The data Block Start

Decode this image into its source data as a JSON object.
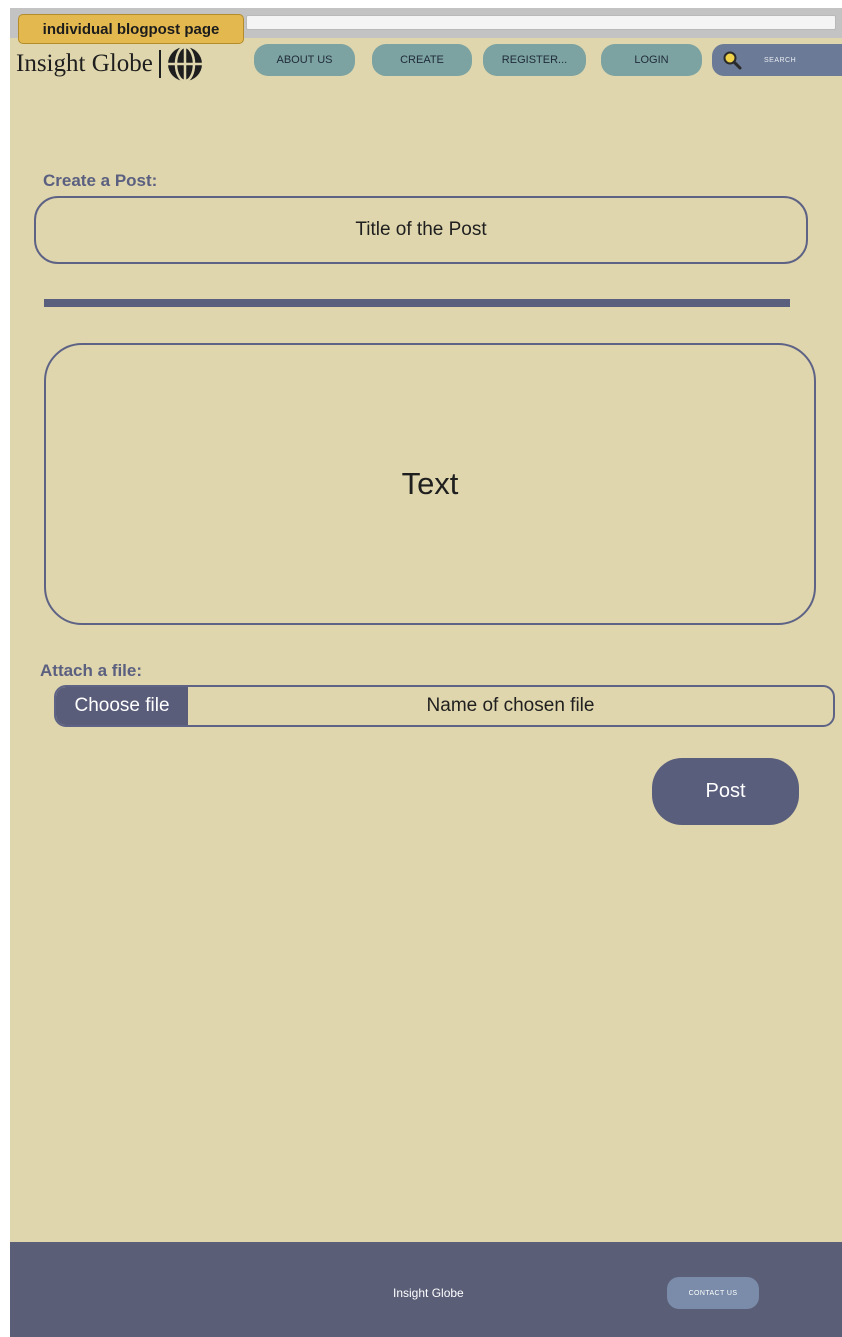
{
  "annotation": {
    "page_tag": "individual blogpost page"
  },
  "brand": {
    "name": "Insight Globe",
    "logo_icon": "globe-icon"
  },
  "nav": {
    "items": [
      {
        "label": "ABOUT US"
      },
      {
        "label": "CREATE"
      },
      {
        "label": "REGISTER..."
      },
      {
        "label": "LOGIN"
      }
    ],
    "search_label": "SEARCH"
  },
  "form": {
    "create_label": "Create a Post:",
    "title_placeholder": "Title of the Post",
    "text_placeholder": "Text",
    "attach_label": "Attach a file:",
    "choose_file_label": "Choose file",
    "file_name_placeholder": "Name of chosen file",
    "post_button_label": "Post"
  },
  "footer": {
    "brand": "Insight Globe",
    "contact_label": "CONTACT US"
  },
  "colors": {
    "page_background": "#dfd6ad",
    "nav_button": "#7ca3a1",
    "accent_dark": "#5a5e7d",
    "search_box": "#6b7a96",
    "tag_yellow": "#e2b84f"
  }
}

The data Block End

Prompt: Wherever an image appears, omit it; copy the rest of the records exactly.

Output for this exercise:
Decode this image into its source data as a JSON object.
{
  "annotation": {
    "page_tag": "individual blogpost page"
  },
  "brand": {
    "name": "Insight Globe",
    "logo_icon": "globe-icon"
  },
  "nav": {
    "items": [
      {
        "label": "ABOUT US"
      },
      {
        "label": "CREATE"
      },
      {
        "label": "REGISTER..."
      },
      {
        "label": "LOGIN"
      }
    ],
    "search_label": "SEARCH"
  },
  "form": {
    "create_label": "Create a Post:",
    "title_placeholder": "Title of the Post",
    "text_placeholder": "Text",
    "attach_label": "Attach a file:",
    "choose_file_label": "Choose file",
    "file_name_placeholder": "Name of chosen file",
    "post_button_label": "Post"
  },
  "footer": {
    "brand": "Insight Globe",
    "contact_label": "CONTACT US"
  },
  "colors": {
    "page_background": "#dfd6ad",
    "nav_button": "#7ca3a1",
    "accent_dark": "#5a5e7d",
    "search_box": "#6b7a96",
    "tag_yellow": "#e2b84f"
  }
}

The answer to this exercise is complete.